We are highlighting Emory BCDB graduate student Emma D’Agostino, who is a rare triple play in the realm of science communication. Emma has her own blog, where she talks about what it’s like to have cystic fibrosis. Recent posts have discussed the science of the disease and how she makes complicated treatment decisions together with her doctors. She’s an advisor to the Cystic Fibrosis Foundation on patient safety, communicating research and including the CF community Read more

Deep brain stimulation for narcolepsy: proof of concept in mouse model

Emory neurosurgeon Jon Willie and colleagues recently published a paper on deep brain stimulation in a mouse model of narcolepsy with cataplexy. Nobody has ever tried treating narcolepsy in humans with deep brain stimulation (DBS), and the approach is still at the “proof of concept” stage, Willie says. People with the “classic” type 1 form of narcolepsy have persistent daytime sleepiness and disrupted nighttime sleep, along with cataplexy (a loss of muscle tone in response Read more

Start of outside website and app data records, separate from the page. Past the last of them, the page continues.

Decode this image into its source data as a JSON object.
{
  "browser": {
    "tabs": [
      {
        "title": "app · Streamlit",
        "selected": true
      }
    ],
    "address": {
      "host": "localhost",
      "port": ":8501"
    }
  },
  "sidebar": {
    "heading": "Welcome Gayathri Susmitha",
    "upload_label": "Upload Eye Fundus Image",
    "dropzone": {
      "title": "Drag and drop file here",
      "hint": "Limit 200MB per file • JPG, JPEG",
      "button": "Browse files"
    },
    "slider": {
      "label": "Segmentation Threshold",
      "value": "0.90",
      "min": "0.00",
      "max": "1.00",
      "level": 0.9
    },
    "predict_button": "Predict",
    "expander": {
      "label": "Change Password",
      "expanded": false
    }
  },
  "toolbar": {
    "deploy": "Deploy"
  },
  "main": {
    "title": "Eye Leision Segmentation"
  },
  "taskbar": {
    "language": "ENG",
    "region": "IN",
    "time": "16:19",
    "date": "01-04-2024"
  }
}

In current vaccine research, adjuvants are no secret

Visionary immunologist Charlie Janeway was known for calling adjuvants – vaccine additives that enhance the immune response – a “dirty little secret.” Janeway’s point was that foreign antigens, by themselves, were unable to stimulate the components of the adaptive immune system (T and B cells) without signals from the innate immune system. Adjuvants facilitate that help. By now, adjuvants are hardly a secret, looking at some of the research that has been coming out of Emory Read more

motor cortex

Redrawing the brain’s motor map

Neuroscientists at Emory have refined a map showing which parts of the brain are activated during head rotation, resolving a decades-old puzzle. Their findings may help in the study of movement disorders affecting the head and neck, such as cervical dystonia and head tremor.

The results were published in Journal of Neuroscience.

In landmark experiments published in the 1940s and 50s, Canadian neurosurgeon Wilder Penfield and colleagues determined which parts of the motor cortex controlled the movements of which parts of the body.

Penfield stimulated the brain with electricity in patients undergoing epilepsy surgery, and used the results to draw a “motor homunculus”: a distorted representation of the human body within the brain. Penfield assigned control of the neck muscles to a region between those that control the fingers and face, a finding inconsistent with some studies that came later.

Using modern functional MRI (magnetic resonance imaging), researchers at Emory University School of Medicine have shown that the neck’s motor control region in the brain is actually between the shoulders and trunk, a location that more closely matches the arrangement of the body itself.

“We can’t be that hard on Penfield, because the number of cases where he was able to study head movement was quite limited, and studying head motion as he did, by applying an electrode directly to the brain, creates some challenges,” says lead author Buz Jinnah, MD, professor of neurology, human genetics and pediatrics at Emory University School of Medicine. Read more

Posted on by Quinn Eastman in Neuro Leave a comment